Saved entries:
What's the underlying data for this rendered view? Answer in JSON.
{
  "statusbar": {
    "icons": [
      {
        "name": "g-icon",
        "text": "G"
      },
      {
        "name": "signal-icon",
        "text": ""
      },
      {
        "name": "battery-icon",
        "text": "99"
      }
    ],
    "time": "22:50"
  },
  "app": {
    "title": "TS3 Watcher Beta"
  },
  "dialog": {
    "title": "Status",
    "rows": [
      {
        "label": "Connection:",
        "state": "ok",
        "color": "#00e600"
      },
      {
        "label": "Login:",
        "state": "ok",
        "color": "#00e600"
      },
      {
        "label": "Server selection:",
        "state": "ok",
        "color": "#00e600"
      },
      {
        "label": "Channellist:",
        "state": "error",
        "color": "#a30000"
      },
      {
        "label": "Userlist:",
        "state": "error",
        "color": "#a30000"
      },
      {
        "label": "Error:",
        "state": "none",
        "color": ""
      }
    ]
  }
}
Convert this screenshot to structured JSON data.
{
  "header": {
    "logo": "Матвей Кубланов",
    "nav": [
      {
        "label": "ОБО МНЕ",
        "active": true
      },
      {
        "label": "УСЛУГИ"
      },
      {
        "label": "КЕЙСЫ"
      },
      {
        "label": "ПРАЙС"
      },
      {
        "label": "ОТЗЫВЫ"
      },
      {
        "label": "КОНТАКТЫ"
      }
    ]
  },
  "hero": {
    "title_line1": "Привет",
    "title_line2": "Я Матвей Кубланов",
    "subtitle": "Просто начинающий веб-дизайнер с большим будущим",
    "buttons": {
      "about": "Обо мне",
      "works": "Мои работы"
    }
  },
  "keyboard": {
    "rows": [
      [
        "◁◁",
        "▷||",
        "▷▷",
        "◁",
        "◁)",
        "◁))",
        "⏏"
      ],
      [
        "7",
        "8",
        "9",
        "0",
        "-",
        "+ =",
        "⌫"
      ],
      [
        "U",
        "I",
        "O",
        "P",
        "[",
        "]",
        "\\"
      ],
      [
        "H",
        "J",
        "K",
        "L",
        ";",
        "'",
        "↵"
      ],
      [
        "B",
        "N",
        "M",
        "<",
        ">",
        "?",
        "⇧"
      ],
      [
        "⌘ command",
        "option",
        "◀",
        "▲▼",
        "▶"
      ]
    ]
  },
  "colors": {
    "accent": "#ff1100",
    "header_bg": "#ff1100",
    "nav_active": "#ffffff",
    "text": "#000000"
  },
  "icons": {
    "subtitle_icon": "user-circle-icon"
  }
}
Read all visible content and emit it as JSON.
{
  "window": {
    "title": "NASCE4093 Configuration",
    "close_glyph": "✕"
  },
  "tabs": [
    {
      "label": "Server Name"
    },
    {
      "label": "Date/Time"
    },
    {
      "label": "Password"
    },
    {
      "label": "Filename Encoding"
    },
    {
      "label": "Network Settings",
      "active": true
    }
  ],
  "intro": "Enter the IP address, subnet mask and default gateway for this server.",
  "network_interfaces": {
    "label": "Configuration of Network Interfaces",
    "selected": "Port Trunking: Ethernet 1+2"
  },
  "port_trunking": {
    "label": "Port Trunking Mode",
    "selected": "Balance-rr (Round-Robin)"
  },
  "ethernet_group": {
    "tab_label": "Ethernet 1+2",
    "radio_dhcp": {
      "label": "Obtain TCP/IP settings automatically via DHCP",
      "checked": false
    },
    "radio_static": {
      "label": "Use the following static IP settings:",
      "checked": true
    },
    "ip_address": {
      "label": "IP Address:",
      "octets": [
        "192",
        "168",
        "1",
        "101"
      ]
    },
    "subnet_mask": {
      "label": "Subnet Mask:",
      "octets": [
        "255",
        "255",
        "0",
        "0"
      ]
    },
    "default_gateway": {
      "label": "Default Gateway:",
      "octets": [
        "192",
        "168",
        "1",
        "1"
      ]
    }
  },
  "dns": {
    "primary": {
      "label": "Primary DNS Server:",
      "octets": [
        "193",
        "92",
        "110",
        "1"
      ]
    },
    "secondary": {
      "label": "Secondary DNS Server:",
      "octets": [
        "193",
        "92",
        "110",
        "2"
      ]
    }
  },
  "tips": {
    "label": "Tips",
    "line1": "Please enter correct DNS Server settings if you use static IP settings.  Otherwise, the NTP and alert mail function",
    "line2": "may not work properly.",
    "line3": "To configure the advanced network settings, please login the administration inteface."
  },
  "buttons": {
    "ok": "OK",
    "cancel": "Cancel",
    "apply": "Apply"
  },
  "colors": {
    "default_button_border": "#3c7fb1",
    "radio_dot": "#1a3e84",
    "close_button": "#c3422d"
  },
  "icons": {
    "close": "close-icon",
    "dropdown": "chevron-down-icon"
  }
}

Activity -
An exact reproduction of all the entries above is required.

Reply -
What's the underlying data for this rendered view? Answer in JSON.
{
  "statusbar": {
    "icons": [
      {
        "name": "g-icon",
        "text": "G"
      },
      {
        "name": "signal-icon",
        "text": ""
      },
      {
        "name": "battery-icon",
        "text": "99"
      }
    ],
    "time": "22:50"
  },
  "app": {
    "title": "TS3 Watcher Beta"
  },
  "dialog": {
    "title": "Status",
    "rows": [
      {
        "label": "Connection:",
        "state": "ok",
        "color": "#00e600"
      },
      {
        "label": "Login:",
        "state": "ok",
        "color": "#00e600"
      },
      {
        "label": "Server selection:",
        "state": "ok",
        "color": "#00e600"
      },
      {
        "label": "Channellist:",
        "state": "error",
        "color": "#a30000"
      },
      {
        "label": "Userlist:",
        "state": "error",
        "color": "#a30000"
      },
      {
        "label": "Error:",
        "state": "none",
        "color": ""
      }
    ]
  }
}
Convert this screenshot to structured JSON data.
{
  "header": {
    "logo": "Матвей Кубланов",
    "nav": [
      {
        "label": "ОБО МНЕ",
        "active": true
      },
      {
        "label": "УСЛУГИ"
      },
      {
        "label": "КЕЙСЫ"
      },
      {
        "label": "ПРАЙС"
      },
      {
        "label": "ОТЗЫВЫ"
      },
      {
        "label": "КОНТАКТЫ"
      }
    ]
  },
  "hero": {
    "title_line1": "Привет",
    "title_line2": "Я Матвей Кубланов",
    "subtitle": "Просто начинающий веб-дизайнер с большим будущим",
    "buttons": {
      "about": "Обо мне",
      "works": "Мои работы"
    }
  },
  "keyboard": {
    "rows": [
      [
        "◁◁",
        "▷||",
        "▷▷",
        "◁",
        "◁)",
        "◁))",
        "⏏"
      ],
      [
        "7",
        "8",
        "9",
        "0",
        "-",
        "+ =",
        "⌫"
      ],
      [
        "U",
        "I",
        "O",
        "P",
        "[",
        "]",
        "\\"
      ],
      [
        "H",
        "J",
        "K",
        "L",
        ";",
        "'",
        "↵"
      ],
      [
        "B",
        "N",
        "M",
        "<",
        ">",
        "?",
        "⇧"
      ],
      [
        "⌘ command",
        "option",
        "◀",
        "▲▼",
        "▶"
      ]
    ]
  },
  "colors": {
    "accent": "#ff1100",
    "header_bg": "#ff1100",
    "nav_active": "#ffffff",
    "text": "#000000"
  },
  "icons": {
    "subtitle_icon": "user-circle-icon"
  }
}
Read all visible content and emit it as JSON.
{
  "window": {
    "title": "NASCE4093 Configuration",
    "close_glyph": "✕"
  },
  "tabs": [
    {
      "label": "Server Name"
    },
    {
      "label": "Date/Time"
    },
    {
      "label": "Password"
    },
    {
      "label": "Filename Encoding"
    },
    {
      "label": "Network Settings",
      "active": true
    }
  ],
  "intro": "Enter the IP address, subnet mask and default gateway for this server.",
  "network_interfaces": {
    "label": "Configuration of Network Interfaces",
    "selected": "Port Trunking: Ethernet 1+2"
  },
  "port_trunking": {
    "label": "Port Trunking Mode",
    "selected": "Balance-rr (Round-Robin)"
  },
  "ethernet_group": {
    "tab_label": "Ethernet 1+2",
    "radio_dhcp": {
      "label": "Obtain TCP/IP settings automatically via DHCP",
      "checked": false
    },
    "radio_static": {
      "label": "Use the following static IP settings:",
      "checked": true
    },
    "ip_address": {
      "label": "IP Address:",
      "octets": [
        "192",
        "168",
        "1",
        "101"
      ]
    },
    "subnet_mask": {
      "label": "Subnet Mask:",
      "octets": [
        "255",
        "255",
        "0",
        "0"
      ]
    },
    "default_gateway": {
      "label": "Default Gateway:",
      "octets": [
        "192",
        "168",
        "1",
        "1"
      ]
    }
  },
  "dns": {
    "primary": {
      "label": "Primary DNS Server:",
      "octets": [
        "193",
        "92",
        "110",
        "1"
      ]
    },
    "secondary": {
      "label": "Secondary DNS Server:",
      "octets": [
        "193",
        "92",
        "110",
        "2"
      ]
    }
  },
  "tips": {
    "label": "Tips",
    "line1": "Please enter correct DNS Server settings if you use static IP settings.  Otherwise, the NTP and alert mail function",
    "line2": "may not work properly.",
    "line3": "To configure the advanced network settings, please login the administration inteface."
  },
  "buttons": {
    "ok": "OK",
    "cancel": "Cancel",
    "apply": "Apply"
  },
  "colors": {
    "default_button_border": "#3c7fb1",
    "radio_dot": "#1a3e84",
    "close_button": "#c3422d"
  },
  "icons": {
    "close": "close-icon",
    "dropdown": "chevron-down-icon"
  }
}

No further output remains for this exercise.